Communism never took human nature into account, which meant that the workers’ paradise was always going to be just a pipe dream. Of course, in the Russia of 1917, the Bolsheviks were willing to go to any lengths to force the rest of their countrymen to try to create that paradise. For people like Marina Makarova, protagonist of Janet Fitch’s The Revolution of Marina M., this meant that they had to shift for themselves as best they could while trying to get around the increasingly complex and discriminatory bureaucracy. Throughout the book, Marina encounters person after person who is only out for themselves. It is the worst place at the worst time for a passionate, naive girl who doesn’t know what she wants and is used to being cared for by servants.

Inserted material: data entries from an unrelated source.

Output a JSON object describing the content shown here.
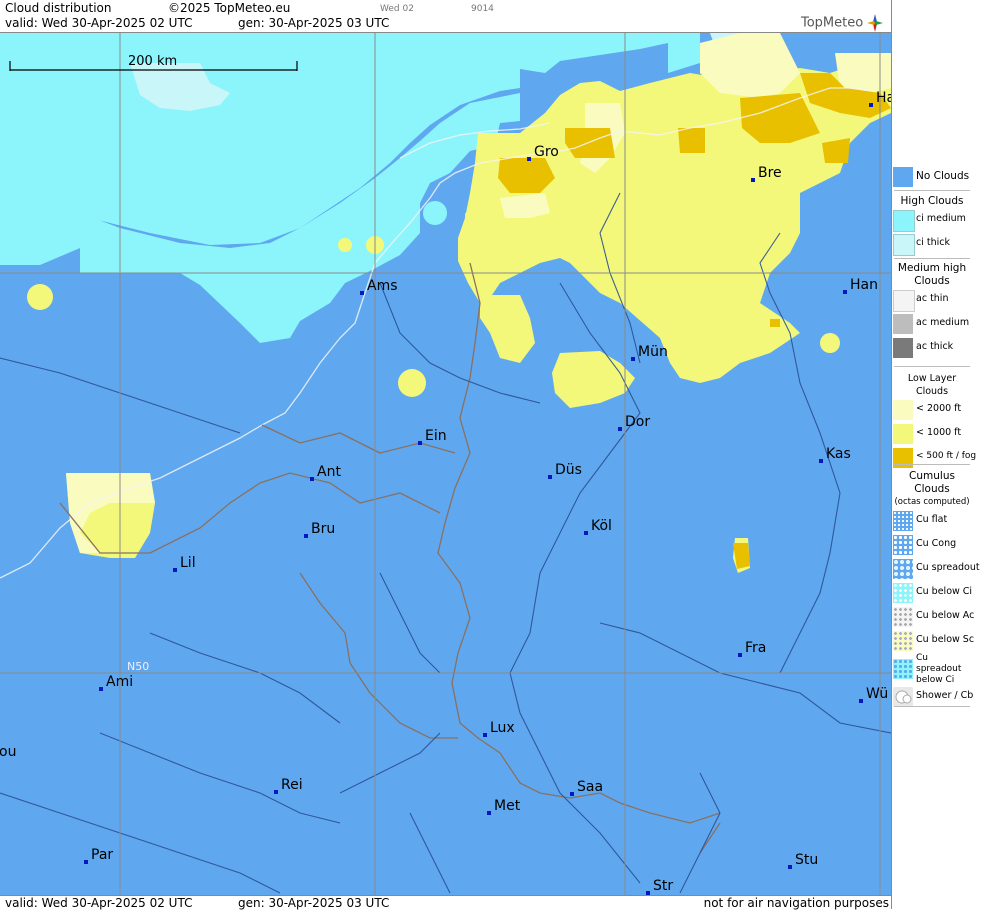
{
  "header": {
    "title": "Cloud distribution",
    "copyright": "©2025 TopMeteo.eu",
    "day_code": "Wed 02",
    "run_code": "9014",
    "valid_line": "valid:  Wed  30-Apr-2025  02 UTC",
    "gen_line": "gen:  30-Apr-2025 03 UTC",
    "logo": "TopMeteo"
  },
  "footer": {
    "valid_line": "valid:  Wed  30-Apr-2025  02 UTC",
    "gen_line": "gen: 30-Apr-2025 03 UTC",
    "disclaimer": "not for air navigation purposes"
  },
  "map": {
    "scale_label": "200 km",
    "grid_label": "N50",
    "colors": {
      "no_clouds": "#5fa8ef",
      "ci_medium": "#8cf5fb",
      "ci_thick": "#c8f6f9",
      "low_2000": "#fafbbf",
      "low_1000": "#f4f87a",
      "low_500": "#e8c000"
    },
    "cities": [
      {
        "name": "Gro"
      },
      {
        "name": "Bre"
      },
      {
        "name": "Ha"
      },
      {
        "name": "Ams"
      },
      {
        "name": "Han"
      },
      {
        "name": "Mün"
      },
      {
        "name": "Dor"
      },
      {
        "name": "Ein"
      },
      {
        "name": "Ant"
      },
      {
        "name": "Düs"
      },
      {
        "name": "Kas"
      },
      {
        "name": "Bru"
      },
      {
        "name": "Köl"
      },
      {
        "name": "Lil"
      },
      {
        "name": "Fra"
      },
      {
        "name": "Ami"
      },
      {
        "name": "Wü"
      },
      {
        "name": "Lux"
      },
      {
        "name": "ou"
      },
      {
        "name": "Rei"
      },
      {
        "name": "Saa"
      },
      {
        "name": "Met"
      },
      {
        "name": "Par"
      },
      {
        "name": "Stu"
      },
      {
        "name": "Str"
      }
    ]
  },
  "legend": {
    "no_clouds": {
      "label": "No Clouds"
    },
    "high": {
      "title": "High Clouds",
      "items": [
        "ci medium",
        "ci thick"
      ]
    },
    "medium": {
      "title": "Medium high Clouds",
      "items": [
        "ac thin",
        "ac medium",
        "ac thick"
      ]
    },
    "low": {
      "title": "Low Layer Clouds",
      "items": [
        "< 2000 ft",
        "< 1000 ft",
        "< 500 ft / fog"
      ]
    },
    "cumulus": {
      "title": "Cumulus Clouds",
      "subtitle": "(octas computed)",
      "items": [
        "Cu flat",
        "Cu Cong",
        "Cu spreadout",
        "Cu below Ci",
        "Cu below Ac",
        "Cu below Sc",
        "Cu spreadout below Ci",
        "Shower / Cb"
      ]
    }
  }
}
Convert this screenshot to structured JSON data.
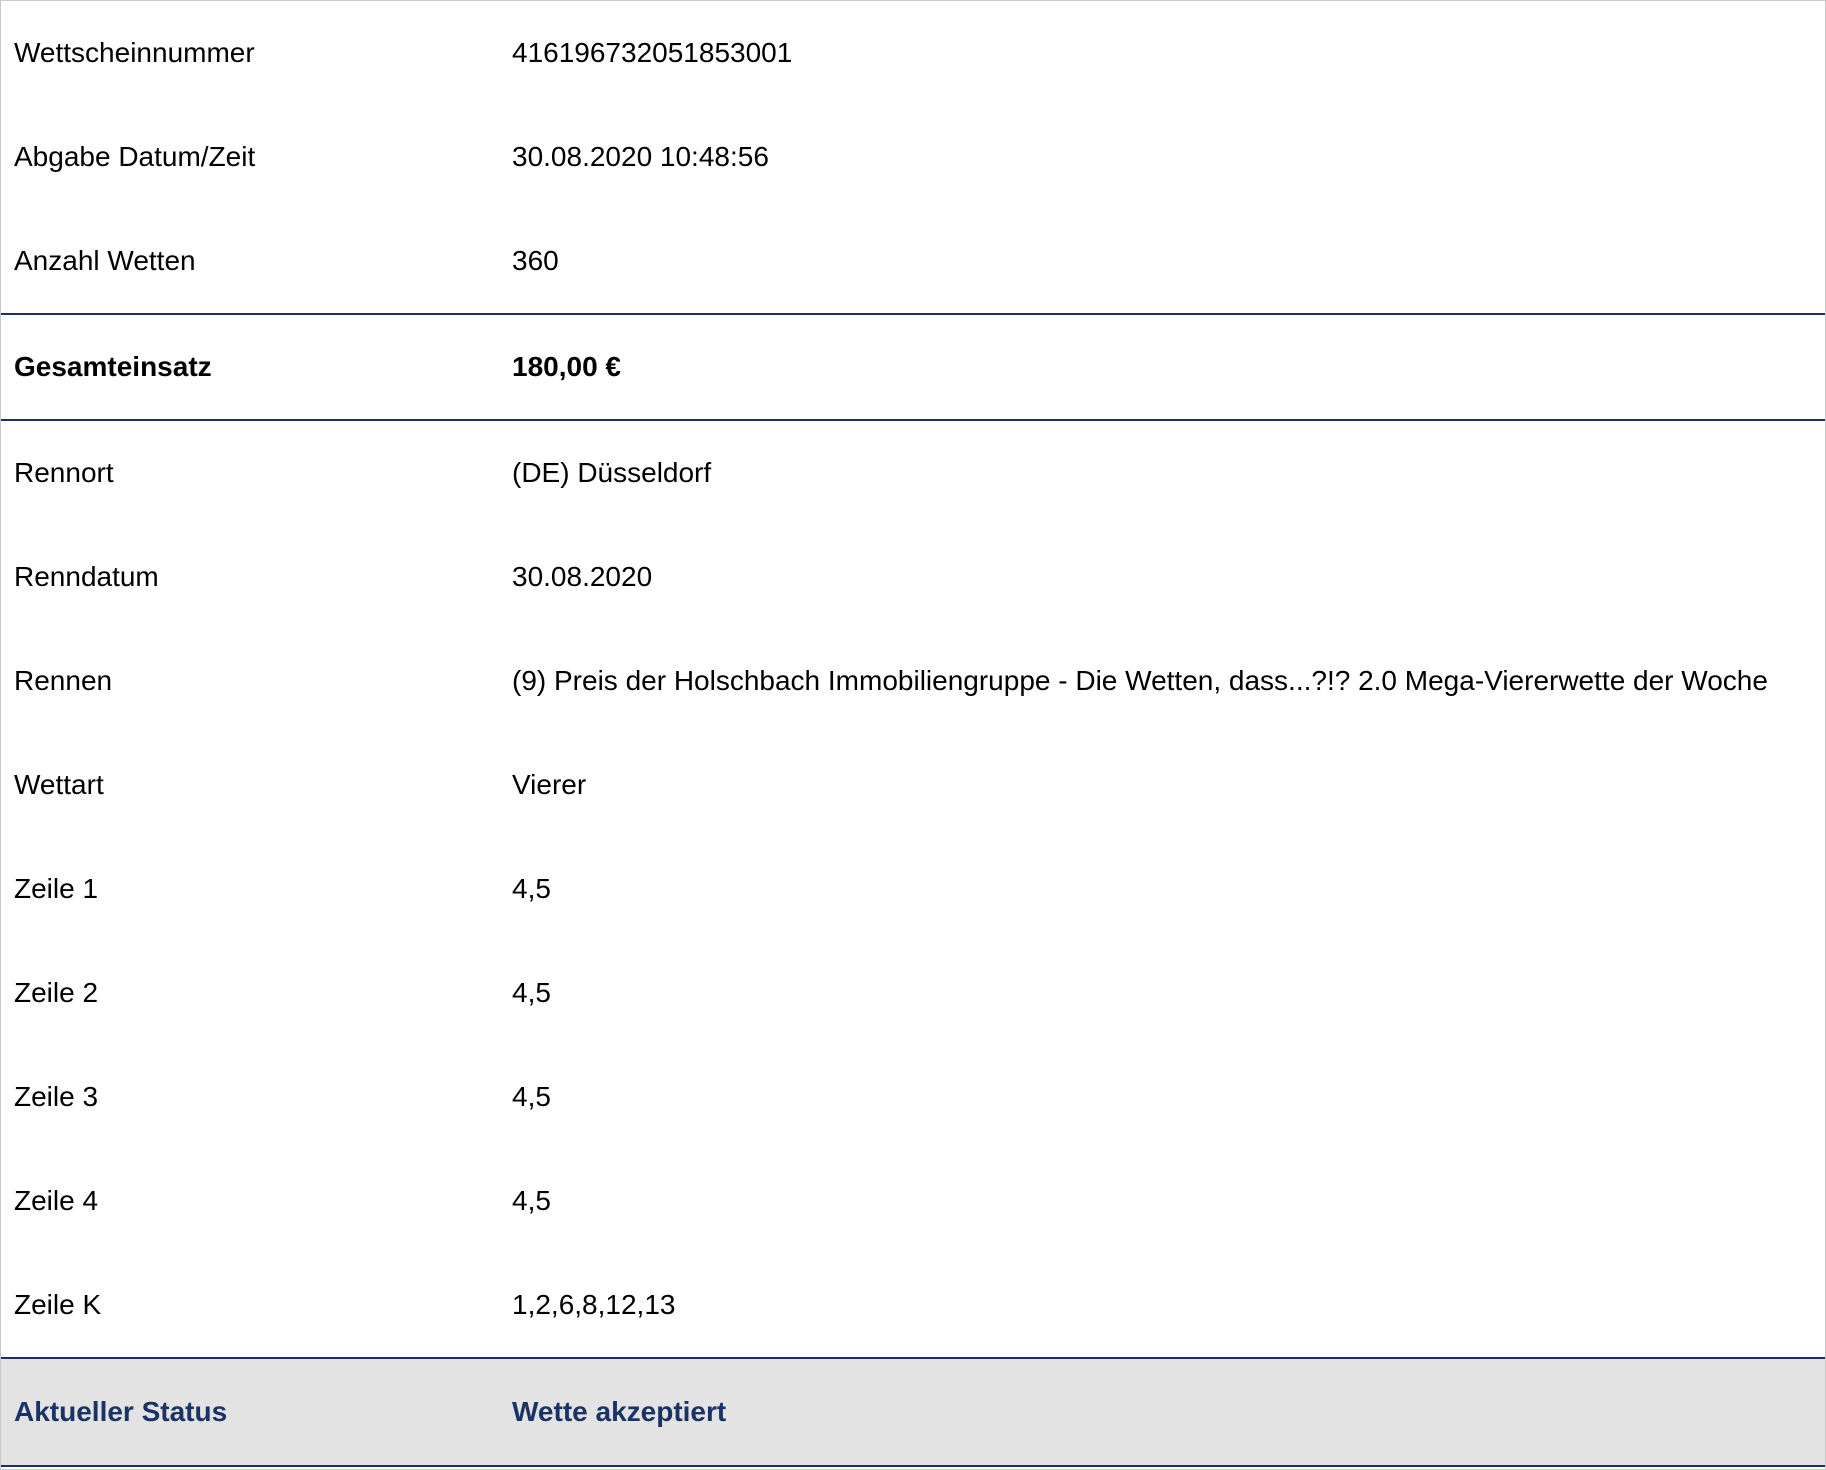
{
  "ticket_info": [
    {
      "label": "Wettscheinnummer",
      "value": "416196732051853001"
    },
    {
      "label": "Abgabe Datum/Zeit",
      "value": "30.08.2020 10:48:56"
    },
    {
      "label": "Anzahl Wetten",
      "value": "360"
    }
  ],
  "total": {
    "label": "Gesamteinsatz",
    "value": "180,00 €"
  },
  "race_info": [
    {
      "label": "Rennort",
      "value": "(DE) Düsseldorf"
    },
    {
      "label": "Renndatum",
      "value": "30.08.2020"
    },
    {
      "label": "Rennen",
      "value": "(9) Preis der Holschbach Immobiliengruppe - Die Wetten, dass...?!? 2.0 Mega-Viererwette der Woche"
    },
    {
      "label": "Wettart",
      "value": "Vierer"
    },
    {
      "label": "Zeile 1",
      "value": "4,5"
    },
    {
      "label": "Zeile 2",
      "value": "4,5"
    },
    {
      "label": "Zeile 3",
      "value": "4,5"
    },
    {
      "label": "Zeile 4",
      "value": "4,5"
    },
    {
      "label": "Zeile K",
      "value": "1,2,6,8,12,13"
    }
  ],
  "status": {
    "label": "Aktueller Status",
    "value": "Wette akzeptiert"
  },
  "colors": {
    "divider": "#1a2f66",
    "status_text": "#1a3366",
    "status_background": "#e3e3e3"
  }
}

After a prologue that takes away some of the tension by revealing that she survives and escapes the nascent Soviet Union, we meet 16-year-old, St. Petersburg native Marina at a party for her aristocratic set early in 1917. She is struggling with her strong physical attraction for Kolya while also flirting with Communism via her friendship with the sharp-tongued Varvara. She doesn’t have any political convictions herself, but she empathizes with the poor. Her parents seem willing to let Marina and Kolya flirt, they are increasingly angry with her for her slumming with Varvara and the teeming millions of the city.
The Revolution of Marina M. covers 1917 through 1919. Marina is caught more than once by the rapidly developing violence of the Russian Revolution and subsequent civil war. She might have been able to keep her head down once she moves in with an anarchic group of Futurist poets, but she’s caught between jealous lovers, revolutionary friends, and aristocratic, anti-Bolshevik parents. The other people in her life never seem to show their best sides when Marina’s life is in peril. Granted, it’s hard to stick one’s neck out when the price might be starvation, imprisonment, or execution. On top of this, in Marina’s case, is the fact that most of the people in her life grow exasperated with her fickle heart and ineptitude. Something about Marina brings out the worst in a lot of people and they’re reluctant to do much for her.
In spite of all this, Marina somehow soldiers on. She survives hunger, kidnapping and rape, imprisonment, and treat of summary execution. Because of her attachment to her parents and her friends, she never becomes a devoted revolutionary. She does become a devoted survivor, though never in a way that stretched my credulity. What I did have a hard time believing was the strange ending sequence of the novel, when Marina falls in with a group of people practicing some kind of transcendentalist hooey. I could see this section as an internal revolution for our protagonist, in which she finally learns to stop relying on others to bail her out. But it’s so weird that the last 100+ pages just didn’t work for me. (The ending also leaves a big question unanswered.)
The Revolution of Marina M. is probably too long. It’s definitely too histrionic. But I’ll admit that I was hooked for most of it. By the time I got to the part I didn’t like, I was so close to the end I couldn’t quit. What I liked most about this book was the way that Fitch brought 1917 St. Petersburg back to life through the eyes of a bewildered girl. I imagine that Marina’s experience of politics was a common one; unlike dedicated Communists, most of what happened politically in those years seemed like one unexpected blow after another. Fitch has a deft hand with the research. So while The Revolution of Marina M. is definitely an imperfect book, it does have some things to recommend it to readers who are willing to put up with a heavy dose of melodrama in their historical fiction.
I received a free copy of this book from the publisher via NetGalley for review consideration. It will be released 7 November 2017.